Non-UK projects may get CfDs

The UK government is considering offering Contracts for Difference (CfD) support to foreign renewable power generators from 2018.

The Department of Energy and Climate Change (DECC) has released a policy paper on the major issues around such a move, which could reopen the possibility of large-scale export of power to the UK from Ireland.

DECC said: "Opening the EMR CfD scheme to projects from outside UK in due course is an aspect originally announced in 2012. This type of support would be the first of a kind in Europe and, reflecting this, we need to find ways of addressing a number of complex issues."

To date the CfD policy, processes and systems have been designed for projects located in the UK, and will be extended to cover Northern Ireland from 2017.

Opening the CfD scheme to projects located outside the UK, with the "challenges and complexities" that entails, would require most aspects of the EMR policy design to be reviewed, notably the allocation of CfDs, the CfD contract itself, and the supporting institutional framework, said DECC.

"We will need to ensure and if necessary develop eligibility criteria that have a similar policy effect as they do for UK and Northern Ireland projects, without treating non-UK generators unfairly," it added.

The government is "minded" that non-UK renewables applicants would apply for CfDs in competition with UK projects.

Although the subject is not mentioned by DECC, policies on future support arrangements between the UK and foreign generators could become even more complex if Scotland votes for independence in a referendum next month.

In 2013 a Memorandum of Understanding was signed between the UK and Ireland to explore the benefits of renewable trading between the two. But earlier this year, the plans lost momentum after the Irish energy minister confirmed no early deal was possible.

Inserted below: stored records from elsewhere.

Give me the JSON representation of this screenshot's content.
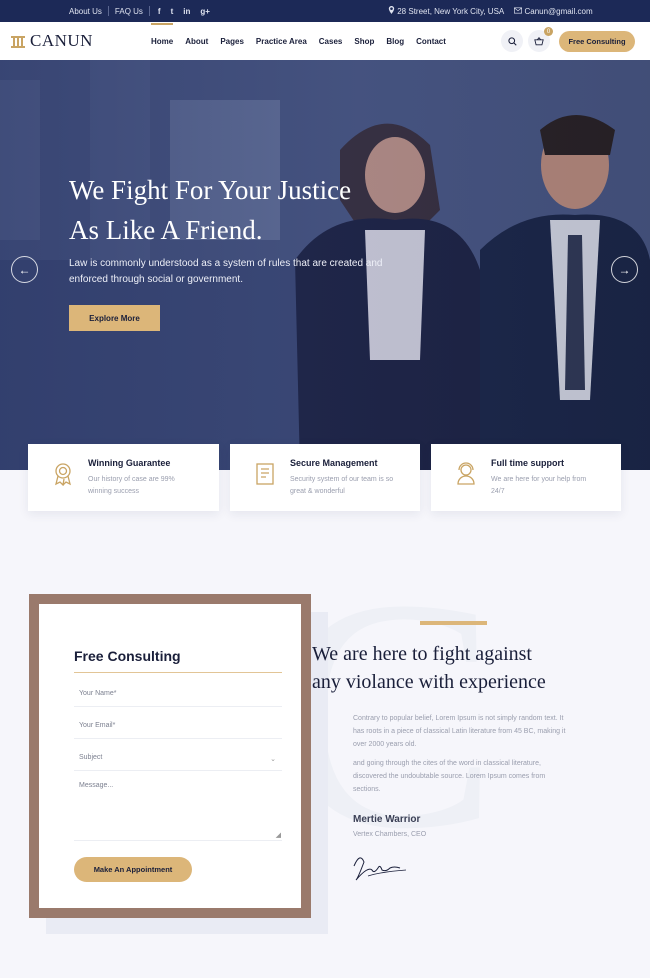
{
  "topbar": {
    "about_us": "About Us",
    "faq_us": "FAQ Us",
    "social": [
      "f",
      "t",
      "in",
      "g+"
    ],
    "address": "28 Street, New York City, USA",
    "email": "Canun@gmail.com"
  },
  "header": {
    "logo_text": "CANUN",
    "nav": [
      "Home",
      "About",
      "Pages",
      "Practice Area",
      "Cases",
      "Shop",
      "Blog",
      "Contact"
    ],
    "cart_count": "0",
    "consult_button": "Free Consulting"
  },
  "hero": {
    "title_line1": "We Fight For Your Justice",
    "title_line2": "As Like A Friend.",
    "subtitle": "Law is commonly understood as a system of rules that are created and enforced through social or government.",
    "button": "Explore More",
    "prev_arrow": "←",
    "next_arrow": "→"
  },
  "features": [
    {
      "title": "Winning Guarantee",
      "text": "Our history of case are 99% winning success",
      "icon": "award-icon"
    },
    {
      "title": "Secure Management",
      "text": "Security system of our team is so great & wonderful",
      "icon": "document-icon"
    },
    {
      "title": "Full time support",
      "text": "We are here for your help from 24/7",
      "icon": "support-agent-icon"
    }
  ],
  "form": {
    "title": "Free Consulting",
    "name_placeholder": "Your Name*",
    "email_placeholder": "Your Email*",
    "subject_placeholder": "Subject",
    "message_placeholder": "Message...",
    "button": "Make An Appointment"
  },
  "about": {
    "title_line1": "We are here to fight against",
    "title_line2": "any violance with experience",
    "para1": "Contrary to popular belief, Lorem Ipsum is not simply random text. It has roots in a piece of classical Latin literature from 45 BC, making it over 2000 years old.",
    "para2": "and going through the cites of the word in classical literature, discovered the undoubtable source. Lorem Ipsum comes from sections.",
    "name": "Mertie Warrior",
    "role": "Vertex Chambers, CEO",
    "signature": "Signature"
  },
  "colors": {
    "navy": "#1c2957",
    "gold": "#dcb679",
    "frame_brown": "#9a7a6c"
  }
}
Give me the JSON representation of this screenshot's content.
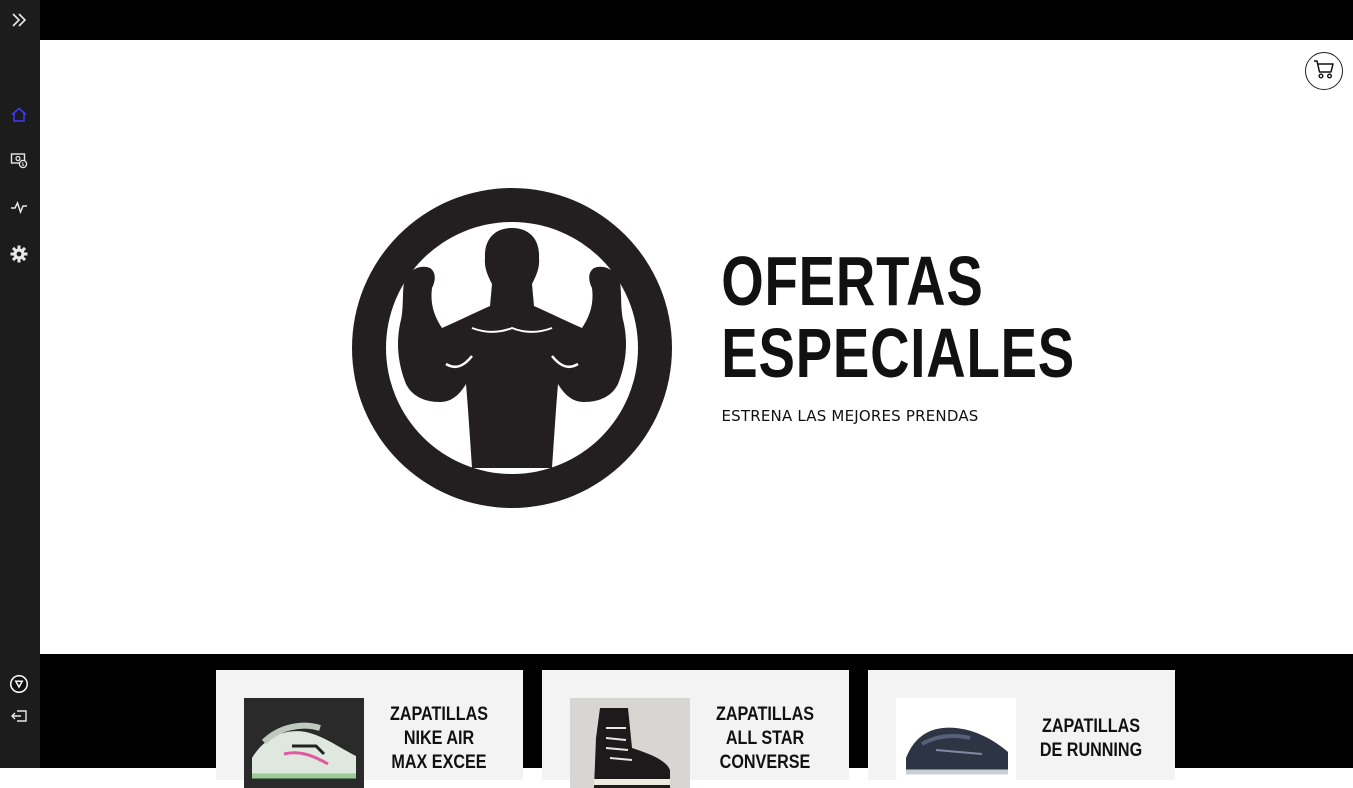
{
  "sidebar": {
    "expand_icon": "double-chevron-right-icon",
    "items": [
      {
        "name": "home",
        "icon": "home-icon",
        "active": true
      },
      {
        "name": "offers",
        "icon": "money-icon"
      },
      {
        "name": "activity",
        "icon": "activity-icon"
      },
      {
        "name": "settings",
        "icon": "gear-icon"
      }
    ],
    "bottom": [
      {
        "name": "brand",
        "icon": "brand-v-icon"
      },
      {
        "name": "logout",
        "icon": "logout-icon"
      }
    ]
  },
  "header": {
    "cart_icon": "cart-icon"
  },
  "hero": {
    "title_line1": "OFERTAS",
    "title_line2": "ESPECIALES",
    "subtitle": "ESTRENA LAS MEJORES PRENDAS"
  },
  "products": [
    {
      "name": "ZAPATILLAS NIKE AIR MAX EXCEE"
    },
    {
      "name": "ZAPATILLAS ALL STAR CONVERSE"
    },
    {
      "name": "ZAPATILLAS DE RUNNING"
    }
  ],
  "colors": {
    "sidebar_bg": "#1c1c1c",
    "topbar_bg": "#000000",
    "active_icon": "#3b3bff",
    "card_bg": "#f3f3f3",
    "logo_dark": "#231f20"
  }
}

Three Irish developers had announced large renewables projects for export to the UK  –  Bord na Mona, Mainstream Renewable Power and Element Power.